“Some of the commentary that we have had from the ECB in the last few days, although not really new, is a wake-up call to the market that some of the repricing that we have had has gone too far,” said Anton Heese, head of European rates strategy at Morgan Stanley.

Having racked up four consecutive weeks of rises, their worst run in 18 months, German 10-year yields have clawed back 7 basis points so far this week.

On Tuesday, all euro zone equivalents were down 4-9 basis points – even Italy’s, which have been stung by concerns that the populist wave that swept Trump into power could carry over to a referendum in the country next month.

ECB President Mario Draghi told a European Parliament committee on Monday the ECB needed to maintain its current level of monetary support to bring inflation, currently running at 0.5 percent, back to its target of almost 2 percent.

The ECB will decide on Dec. 8 on whether and how to extend its 80 billion euros ($85 billion) of monthly bond purchases. Sources have told Reuters the programme is all but certain to continue beyond its current March deadline.

Speaking separately in Munich, ECB Executive Board member Benoit Coeure said the time to start winding down the ECB’s extraordinary policy accommodation had “not yet” come.

Europe’s loose policy approach is in stark contrast to that in the United States, where the Federal Reserve is expected to raise rates for only the second time in a decade next month.

Money markets are pricing in a 95 percent chance of such a rise at the Dec. 14 meeting, according to CME’s FedWatch tool.

“We don’t expect growth or inflation to surge, the ECB is expected to keep monetary policy accommodative for some time, so it makes sense for (euro zone) yields to pull back,” said Patrick Jacq, European rate strategist at BNP Paribas.

Reuters

This article is for general information purposes only.

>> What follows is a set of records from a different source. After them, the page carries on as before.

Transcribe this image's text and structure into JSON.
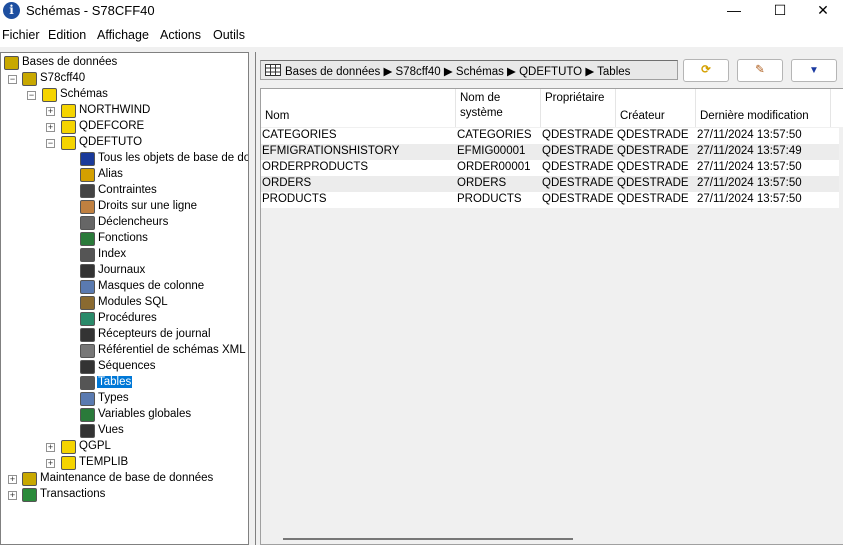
{
  "window": {
    "title": "Schémas - S78CFF40",
    "app_icon": "i",
    "minimize": "—",
    "maximize": "☐",
    "close": "✕"
  },
  "menu": [
    "Fichier",
    "Edition",
    "Affichage",
    "Actions",
    "Outils"
  ],
  "tree": [
    {
      "label": "Bases de données",
      "level": 0,
      "exp": "",
      "icon": "database-icon",
      "color": "#c8a800"
    },
    {
      "label": "S78cff40",
      "level": 1,
      "exp": "−",
      "icon": "system-icon",
      "color": "#c8a800"
    },
    {
      "label": "Schémas",
      "level": 2,
      "exp": "−",
      "icon": "folder-icon",
      "color": "#f5d400"
    },
    {
      "label": "NORTHWIND",
      "level": 3,
      "exp": "+",
      "icon": "schema-icon",
      "color": "#f5d400"
    },
    {
      "label": "QDEFCORE",
      "level": 3,
      "exp": "+",
      "icon": "schema-icon",
      "color": "#f5d400"
    },
    {
      "label": "QDEFTUTO",
      "level": 3,
      "exp": "−",
      "icon": "schema-icon",
      "color": "#f5d400"
    },
    {
      "label": "Tous les objets de base de données",
      "level": 4,
      "exp": "",
      "icon": "all-objects-icon",
      "color": "#1a3a9a"
    },
    {
      "label": "Alias",
      "level": 4,
      "exp": "",
      "icon": "alias-icon",
      "color": "#d4a000"
    },
    {
      "label": "Contraintes",
      "level": 4,
      "exp": "",
      "icon": "constraints-icon",
      "color": "#444"
    },
    {
      "label": "Droits sur une ligne",
      "level": 4,
      "exp": "",
      "icon": "row-rights-icon",
      "color": "#c08040"
    },
    {
      "label": "Déclencheurs",
      "level": 4,
      "exp": "",
      "icon": "triggers-icon",
      "color": "#666"
    },
    {
      "label": "Fonctions",
      "level": 4,
      "exp": "",
      "icon": "functions-icon",
      "color": "#2a7a3a"
    },
    {
      "label": "Index",
      "level": 4,
      "exp": "",
      "icon": "index-icon",
      "color": "#555"
    },
    {
      "label": "Journaux",
      "level": 4,
      "exp": "",
      "icon": "journals-icon",
      "color": "#333"
    },
    {
      "label": "Masques de colonne",
      "level": 4,
      "exp": "",
      "icon": "column-masks-icon",
      "color": "#5a7ab0"
    },
    {
      "label": "Modules SQL",
      "level": 4,
      "exp": "",
      "icon": "sql-modules-icon",
      "color": "#8a6a30"
    },
    {
      "label": "Procédures",
      "level": 4,
      "exp": "",
      "icon": "procedures-icon",
      "color": "#2a8a6a"
    },
    {
      "label": "Récepteurs de journal",
      "level": 4,
      "exp": "",
      "icon": "journal-receivers-icon",
      "color": "#333"
    },
    {
      "label": "Référentiel de schémas XML (XSR)",
      "level": 4,
      "exp": "",
      "icon": "xml-repository-icon",
      "color": "#777"
    },
    {
      "label": "Séquences",
      "level": 4,
      "exp": "",
      "icon": "sequences-icon",
      "color": "#333"
    },
    {
      "label": "Tables",
      "level": 4,
      "exp": "",
      "icon": "table-icon",
      "color": "#555",
      "selected": true
    },
    {
      "label": "Types",
      "level": 4,
      "exp": "",
      "icon": "types-icon",
      "color": "#5a7ab0"
    },
    {
      "label": "Variables globales",
      "level": 4,
      "exp": "",
      "icon": "global-variables-icon",
      "color": "#2a7a3a"
    },
    {
      "label": "Vues",
      "level": 4,
      "exp": "",
      "icon": "views-icon",
      "color": "#333"
    },
    {
      "label": "QGPL",
      "level": 3,
      "exp": "+",
      "icon": "schema-icon",
      "color": "#f5d400"
    },
    {
      "label": "TEMPLIB",
      "level": 3,
      "exp": "+",
      "icon": "schema-icon",
      "color": "#f5d400"
    },
    {
      "label": "Maintenance de base de données",
      "level": 1,
      "exp": "+",
      "icon": "maintenance-icon",
      "color": "#c8a800"
    },
    {
      "label": "Transactions",
      "level": 1,
      "exp": "+",
      "icon": "transactions-icon",
      "color": "#2a8a3a"
    }
  ],
  "breadcrumb": "Bases de données ▶ S78cff40 ▶ Schémas ▶ QDEFTUTO ▶ Tables",
  "toolbar": {
    "refresh": "⟳",
    "columns": "✎",
    "filter": "▼"
  },
  "table": {
    "headers": [
      "Nom",
      "Nom de système",
      "Propriétaire",
      "Créateur",
      "Dernière modification"
    ],
    "rows": [
      [
        "CATEGORIES",
        "CATEGORIES",
        "QDESTRADE",
        "QDESTRADE",
        "27/11/2024 13:57:50"
      ],
      [
        "EFMIGRATIONSHISTORY",
        "EFMIG00001",
        "QDESTRADE",
        "QDESTRADE",
        "27/11/2024 13:57:49"
      ],
      [
        "ORDERPRODUCTS",
        "ORDER00001",
        "QDESTRADE",
        "QDESTRADE",
        "27/11/2024 13:57:50"
      ],
      [
        "ORDERS",
        "ORDERS",
        "QDESTRADE",
        "QDESTRADE",
        "27/11/2024 13:57:50"
      ],
      [
        "PRODUCTS",
        "PRODUCTS",
        "QDESTRADE",
        "QDESTRADE",
        "27/11/2024 13:57:50"
      ]
    ]
  }
}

It is not investment advice or a solution to buy or sell securities. Opinions are the authors; not necessarily that of OANDA Corporation or any of its affiliates, subsidiaries, officers or directors. Leveraged trading is high risk and not suitable for all. You could lose all of your deposited funds.

Dean Popplewell

Dean Popplewell

Vice-President of Market Analysis at MarketPulse
Dean Popplewell has nearly two decades of experience trading currencies and fixed income instruments. He has a deep understanding of market fundamentals and the impact of global events on capital markets. He is respected among professional traders for his skilled analysis and career history as global head of trading for firms such as Scotia Capital and BMO Nesbitt Burns. Since joining OANDA in 2006, Dean has played an instrumental role in driving awareness of the forex market as an emerging asset class for retail investors, as well as providing expert counsel to a number of internal teams on how to best serve clients and industry stakeholders.
Dean Popplewell